▶ PROVIDED ENTRIES
********

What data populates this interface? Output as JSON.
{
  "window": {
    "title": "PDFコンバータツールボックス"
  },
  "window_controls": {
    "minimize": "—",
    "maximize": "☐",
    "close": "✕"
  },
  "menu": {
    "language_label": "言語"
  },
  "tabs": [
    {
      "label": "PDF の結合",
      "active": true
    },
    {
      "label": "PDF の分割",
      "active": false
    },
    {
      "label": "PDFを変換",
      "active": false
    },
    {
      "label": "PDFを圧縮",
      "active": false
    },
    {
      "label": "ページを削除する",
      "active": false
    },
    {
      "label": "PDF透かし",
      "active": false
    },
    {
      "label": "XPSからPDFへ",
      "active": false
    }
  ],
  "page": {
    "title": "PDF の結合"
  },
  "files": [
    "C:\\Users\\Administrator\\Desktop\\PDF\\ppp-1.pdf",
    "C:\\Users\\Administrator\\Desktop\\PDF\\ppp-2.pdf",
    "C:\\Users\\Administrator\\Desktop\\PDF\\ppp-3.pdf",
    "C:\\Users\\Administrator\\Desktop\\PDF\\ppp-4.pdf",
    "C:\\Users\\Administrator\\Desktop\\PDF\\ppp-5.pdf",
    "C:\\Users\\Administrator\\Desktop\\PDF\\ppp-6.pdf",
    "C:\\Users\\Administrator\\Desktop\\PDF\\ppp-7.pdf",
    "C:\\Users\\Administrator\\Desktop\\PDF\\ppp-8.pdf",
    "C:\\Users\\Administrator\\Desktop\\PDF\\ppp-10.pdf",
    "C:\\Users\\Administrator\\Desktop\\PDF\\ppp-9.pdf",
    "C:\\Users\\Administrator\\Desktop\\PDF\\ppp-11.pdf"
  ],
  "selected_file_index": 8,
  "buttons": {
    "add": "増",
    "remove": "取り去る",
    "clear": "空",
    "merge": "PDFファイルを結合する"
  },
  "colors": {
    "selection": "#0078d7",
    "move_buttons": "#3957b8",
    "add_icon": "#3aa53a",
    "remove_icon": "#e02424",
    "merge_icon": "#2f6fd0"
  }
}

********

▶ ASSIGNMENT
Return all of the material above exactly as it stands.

▶ EXERCISE RESULT
What data populates this interface? Output as JSON.
{
  "window": {
    "title": "PDFコンバータツールボックス"
  },
  "window_controls": {
    "minimize": "—",
    "maximize": "☐",
    "close": "✕"
  },
  "menu": {
    "language_label": "言語"
  },
  "tabs": [
    {
      "label": "PDF の結合",
      "active": true
    },
    {
      "label": "PDF の分割",
      "active": false
    },
    {
      "label": "PDFを変換",
      "active": false
    },
    {
      "label": "PDFを圧縮",
      "active": false
    },
    {
      "label": "ページを削除する",
      "active": false
    },
    {
      "label": "PDF透かし",
      "active": false
    },
    {
      "label": "XPSからPDFへ",
      "active": false
    }
  ],
  "page": {
    "title": "PDF の結合"
  },
  "files": [
    "C:\\Users\\Administrator\\Desktop\\PDF\\ppp-1.pdf",
    "C:\\Users\\Administrator\\Desktop\\PDF\\ppp-2.pdf",
    "C:\\Users\\Administrator\\Desktop\\PDF\\ppp-3.pdf",
    "C:\\Users\\Administrator\\Desktop\\PDF\\ppp-4.pdf",
    "C:\\Users\\Administrator\\Desktop\\PDF\\ppp-5.pdf",
    "C:\\Users\\Administrator\\Desktop\\PDF\\ppp-6.pdf",
    "C:\\Users\\Administrator\\Desktop\\PDF\\ppp-7.pdf",
    "C:\\Users\\Administrator\\Desktop\\PDF\\ppp-8.pdf",
    "C:\\Users\\Administrator\\Desktop\\PDF\\ppp-10.pdf",
    "C:\\Users\\Administrator\\Desktop\\PDF\\ppp-9.pdf",
    "C:\\Users\\Administrator\\Desktop\\PDF\\ppp-11.pdf"
  ],
  "selected_file_index": 8,
  "buttons": {
    "add": "増",
    "remove": "取り去る",
    "clear": "空",
    "merge": "PDFファイルを結合する"
  },
  "colors": {
    "selection": "#0078d7",
    "move_buttons": "#3957b8",
    "add_icon": "#3aa53a",
    "remove_icon": "#e02424",
    "merge_icon": "#2f6fd0"
  }
}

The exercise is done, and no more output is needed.